Kids argue. They just do. And it’s important we allow them to. The art of debate is an important life skill to develop because it helps us to find our voice, learn to advocate for ourselves—and when taught properly, how to listen, to hear other people and to problem solve.
However, hearing kids argue does get irritating! And it’s easy to lose patience and want it to stop. Especially when we are cooped up together for long periods of time like we were over the spring and summer. Even though some of the restrictions have been lifted we are still limited on how we can engage. Like many of us, you may still not be able to do the things you love and are continuing to spend inordinate amounts of time together.
People are likely to get a little…feisty.
My kids spent a lot of time together when they were young and yes, arguments would break out. Not surprising. When the kids weren’t able to remedy the situations themselves or with some guidance, I would often give them a project to work on together. It was always met with eye rolls and “But moms” (insert child’s voice saying, “but, Mooomm!”) In the end they would usually put on some music, talk it out, get the work done and end up laughing.
I love this article from Seattle’s Child because it takes that thinking a step further. The advice suggests we look a little deeper at why things are happening instead of just responding to what is happening. It provides tools for solutions and models active listening and empowerment.

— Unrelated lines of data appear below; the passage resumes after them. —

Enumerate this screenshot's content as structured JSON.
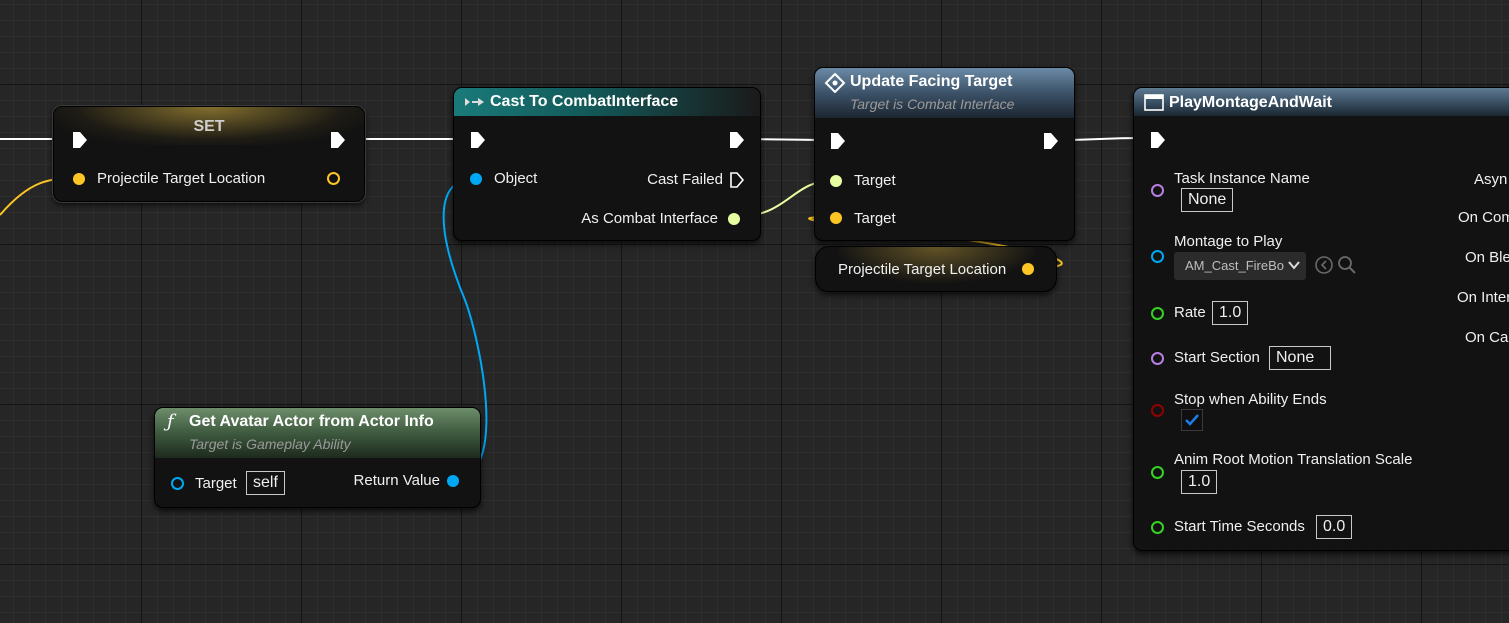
{
  "colors": {
    "exec": "#ffffff",
    "vector": "#fdc624",
    "object": "#00a8f4",
    "interface": "#e7ffa0",
    "name": "#b67fe0",
    "float": "#35d321",
    "bool": "#920101"
  },
  "set_node": {
    "title": "SET",
    "pin_label": "Projectile Target Location"
  },
  "cast_node": {
    "title": "Cast To CombatInterface",
    "object_label": "Object",
    "cast_failed_label": "Cast Failed",
    "output_label": "As Combat Interface"
  },
  "update_node": {
    "title": "Update Facing Target",
    "subtitle": "Target is Combat Interface",
    "target1_label": "Target",
    "target2_label": "Target"
  },
  "var_node": {
    "label": "Projectile Target Location"
  },
  "avatar_node": {
    "title": "Get Avatar Actor from Actor Info",
    "subtitle": "Target is Gameplay Ability",
    "target_label": "Target",
    "target_value": "self",
    "return_label": "Return Value"
  },
  "montage_node": {
    "title": "PlayMontageAndWait",
    "task_instance_label": "Task Instance Name",
    "task_instance_value": "None",
    "montage_label": "Montage to Play",
    "montage_value": "AM_Cast_FireBo",
    "rate_label": "Rate",
    "rate_value": "1.0",
    "start_section_label": "Start Section",
    "start_section_value": "None",
    "stop_label": "Stop when Ability Ends",
    "stop_checked": true,
    "root_motion_label": "Anim Root Motion Translation Scale",
    "root_motion_value": "1.0",
    "start_time_label": "Start Time Seconds",
    "start_time_value": "0.0",
    "outputs": [
      "Asyn",
      "On Com",
      "On Ble",
      "On Inter",
      "On Car"
    ]
  },
  "icons": {
    "function": "function-icon",
    "cast": "cast-icon",
    "event": "event-diamond-icon",
    "task": "task-icon",
    "browse": "browse-arrow-icon",
    "search": "search-icon",
    "dropdown": "chevron-down-icon",
    "checkbox": "checkmark-icon"
  }
}
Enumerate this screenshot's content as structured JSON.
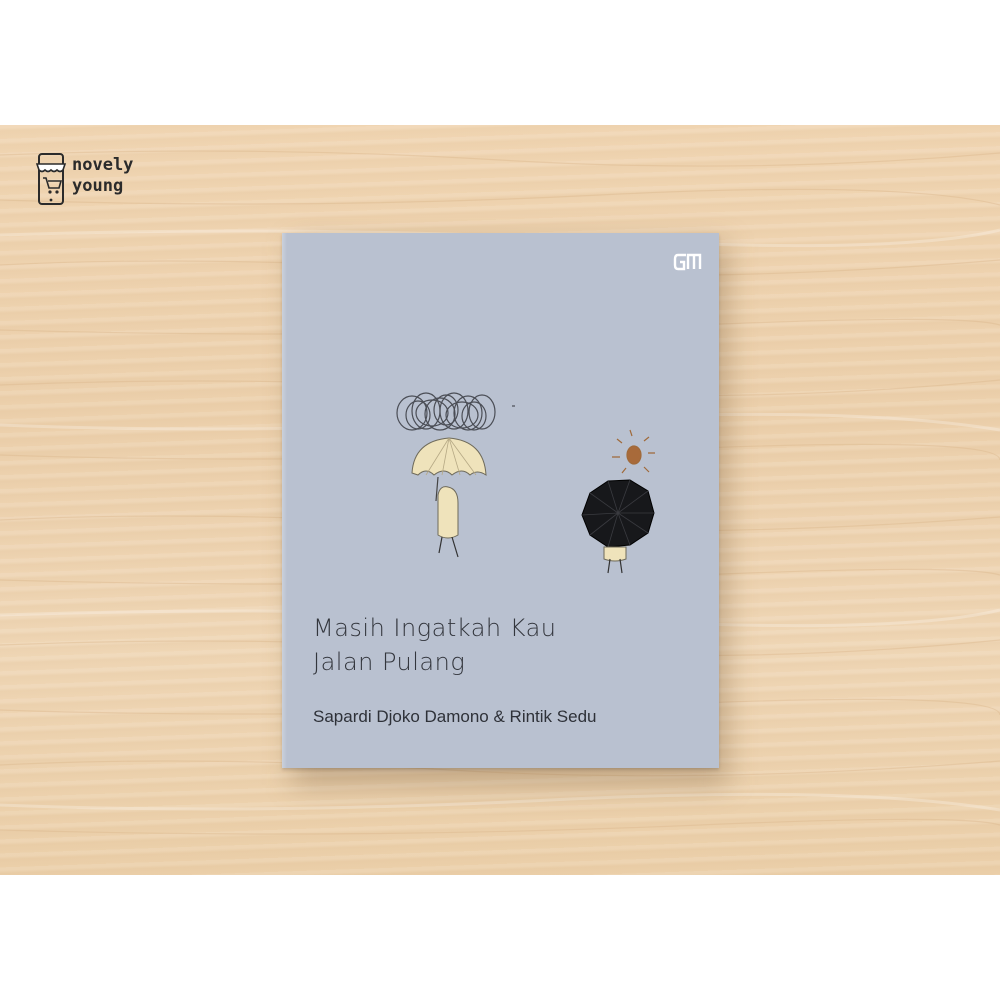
{
  "store": {
    "name_line1": "novely",
    "name_line2": "young"
  },
  "book": {
    "cover_color": "#b9c1d0",
    "publisher_logo": "GM",
    "title_line1": "Masih Ingatkah Kau",
    "title_line2": "Jalan Pulang",
    "authors": "Sapardi Djoko Damono & Rintik Sedu"
  },
  "background": {
    "color": "#eed3af"
  }
}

I think the advice is solid and if followed will help build better conflict resolution skills. So many of us can be uncomfortable with conflict, including me. But really, healthy conflict is a good thing as long as we respectfully engage. Hopefully this article will be a useful and lead us toward more patient, compassionate and active listening and problem solving.